About this task → If a line of the records holds the word "photo", copy it out.

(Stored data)
§ §

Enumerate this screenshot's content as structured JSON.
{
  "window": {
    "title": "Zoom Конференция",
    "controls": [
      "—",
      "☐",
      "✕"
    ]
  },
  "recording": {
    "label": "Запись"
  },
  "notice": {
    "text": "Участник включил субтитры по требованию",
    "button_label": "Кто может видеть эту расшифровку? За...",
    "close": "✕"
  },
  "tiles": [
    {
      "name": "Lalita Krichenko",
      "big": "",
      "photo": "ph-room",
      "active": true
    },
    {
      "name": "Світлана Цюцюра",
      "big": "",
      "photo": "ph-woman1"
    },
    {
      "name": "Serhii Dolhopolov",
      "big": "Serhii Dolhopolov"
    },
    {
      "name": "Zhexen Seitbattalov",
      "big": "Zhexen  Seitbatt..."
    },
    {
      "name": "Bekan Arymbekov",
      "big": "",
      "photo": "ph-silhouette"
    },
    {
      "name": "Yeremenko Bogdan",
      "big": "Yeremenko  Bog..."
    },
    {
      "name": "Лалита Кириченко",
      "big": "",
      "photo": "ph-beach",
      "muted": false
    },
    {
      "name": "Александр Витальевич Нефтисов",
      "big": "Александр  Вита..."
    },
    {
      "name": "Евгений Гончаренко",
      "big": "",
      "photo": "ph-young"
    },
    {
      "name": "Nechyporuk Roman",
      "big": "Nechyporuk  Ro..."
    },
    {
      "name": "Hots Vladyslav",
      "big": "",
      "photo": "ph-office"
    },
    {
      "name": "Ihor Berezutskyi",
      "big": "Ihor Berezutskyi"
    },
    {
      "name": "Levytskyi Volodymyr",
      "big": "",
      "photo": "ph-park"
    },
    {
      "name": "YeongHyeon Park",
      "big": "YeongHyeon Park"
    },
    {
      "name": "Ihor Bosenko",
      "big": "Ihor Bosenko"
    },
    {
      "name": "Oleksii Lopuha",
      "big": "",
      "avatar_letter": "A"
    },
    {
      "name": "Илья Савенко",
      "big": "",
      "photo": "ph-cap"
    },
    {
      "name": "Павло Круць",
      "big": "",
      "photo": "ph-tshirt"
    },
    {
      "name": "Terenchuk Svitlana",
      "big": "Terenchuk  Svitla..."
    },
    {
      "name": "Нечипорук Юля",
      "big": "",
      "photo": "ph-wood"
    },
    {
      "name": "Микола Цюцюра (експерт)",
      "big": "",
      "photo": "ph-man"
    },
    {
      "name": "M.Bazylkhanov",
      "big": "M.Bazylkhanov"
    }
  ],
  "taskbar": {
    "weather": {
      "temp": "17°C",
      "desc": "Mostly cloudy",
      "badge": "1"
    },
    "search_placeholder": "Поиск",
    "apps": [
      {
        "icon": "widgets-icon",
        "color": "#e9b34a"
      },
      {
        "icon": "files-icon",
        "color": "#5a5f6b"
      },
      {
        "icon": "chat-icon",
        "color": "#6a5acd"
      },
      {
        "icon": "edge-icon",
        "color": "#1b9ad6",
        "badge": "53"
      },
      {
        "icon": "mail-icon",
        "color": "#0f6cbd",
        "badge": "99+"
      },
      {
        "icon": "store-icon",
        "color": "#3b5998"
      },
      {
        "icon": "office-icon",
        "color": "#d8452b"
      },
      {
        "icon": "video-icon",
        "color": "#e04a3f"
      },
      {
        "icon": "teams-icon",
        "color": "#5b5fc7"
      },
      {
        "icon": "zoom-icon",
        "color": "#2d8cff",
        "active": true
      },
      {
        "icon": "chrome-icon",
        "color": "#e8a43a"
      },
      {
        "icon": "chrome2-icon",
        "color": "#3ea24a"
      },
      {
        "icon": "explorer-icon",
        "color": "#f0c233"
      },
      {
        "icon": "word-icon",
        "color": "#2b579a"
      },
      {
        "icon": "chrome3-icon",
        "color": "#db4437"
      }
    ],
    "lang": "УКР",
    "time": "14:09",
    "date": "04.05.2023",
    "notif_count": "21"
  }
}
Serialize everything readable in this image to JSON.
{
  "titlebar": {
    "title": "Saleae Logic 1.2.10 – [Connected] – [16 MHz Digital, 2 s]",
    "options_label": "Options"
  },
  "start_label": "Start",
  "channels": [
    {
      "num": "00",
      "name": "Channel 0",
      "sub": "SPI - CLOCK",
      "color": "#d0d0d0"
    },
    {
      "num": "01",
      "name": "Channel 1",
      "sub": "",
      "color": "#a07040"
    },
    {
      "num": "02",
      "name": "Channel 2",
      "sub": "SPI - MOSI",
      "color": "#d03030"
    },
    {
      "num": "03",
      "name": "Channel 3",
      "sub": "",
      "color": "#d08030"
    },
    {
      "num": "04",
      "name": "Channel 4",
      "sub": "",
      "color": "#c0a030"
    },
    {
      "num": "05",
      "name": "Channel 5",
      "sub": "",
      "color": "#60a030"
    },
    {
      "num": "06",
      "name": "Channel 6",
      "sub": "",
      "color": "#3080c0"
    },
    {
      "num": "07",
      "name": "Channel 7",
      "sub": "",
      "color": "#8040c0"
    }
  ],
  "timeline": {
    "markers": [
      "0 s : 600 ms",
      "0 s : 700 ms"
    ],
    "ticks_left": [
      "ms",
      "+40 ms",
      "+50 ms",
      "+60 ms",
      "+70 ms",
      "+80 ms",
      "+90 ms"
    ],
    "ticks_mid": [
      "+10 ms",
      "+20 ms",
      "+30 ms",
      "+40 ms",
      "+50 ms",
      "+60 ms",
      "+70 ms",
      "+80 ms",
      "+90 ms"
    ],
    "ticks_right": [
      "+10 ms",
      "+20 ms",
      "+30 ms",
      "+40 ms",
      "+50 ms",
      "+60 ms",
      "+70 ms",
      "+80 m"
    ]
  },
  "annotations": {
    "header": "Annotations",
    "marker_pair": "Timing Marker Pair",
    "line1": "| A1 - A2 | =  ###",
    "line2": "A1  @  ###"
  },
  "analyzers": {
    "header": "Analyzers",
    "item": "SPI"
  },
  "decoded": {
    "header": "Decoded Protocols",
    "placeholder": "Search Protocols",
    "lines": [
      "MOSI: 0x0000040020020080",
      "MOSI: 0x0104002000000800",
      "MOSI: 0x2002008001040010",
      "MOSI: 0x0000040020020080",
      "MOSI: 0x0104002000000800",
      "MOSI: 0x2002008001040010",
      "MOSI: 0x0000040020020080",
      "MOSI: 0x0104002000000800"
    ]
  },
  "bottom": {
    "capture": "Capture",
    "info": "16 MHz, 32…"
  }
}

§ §

Finished task →
      "photo": "ph-room",
      "photo": "ph-woman1"
      "photo": "ph-silhouette"
      "photo": "ph-beach",
      "photo": "ph-young"
      "photo": "ph-office"
      "photo": "ph-park"
      "photo": "ph-cap"
      "photo": "ph-tshirt"
      "photo": "ph-wood"
      "photo": "ph-man"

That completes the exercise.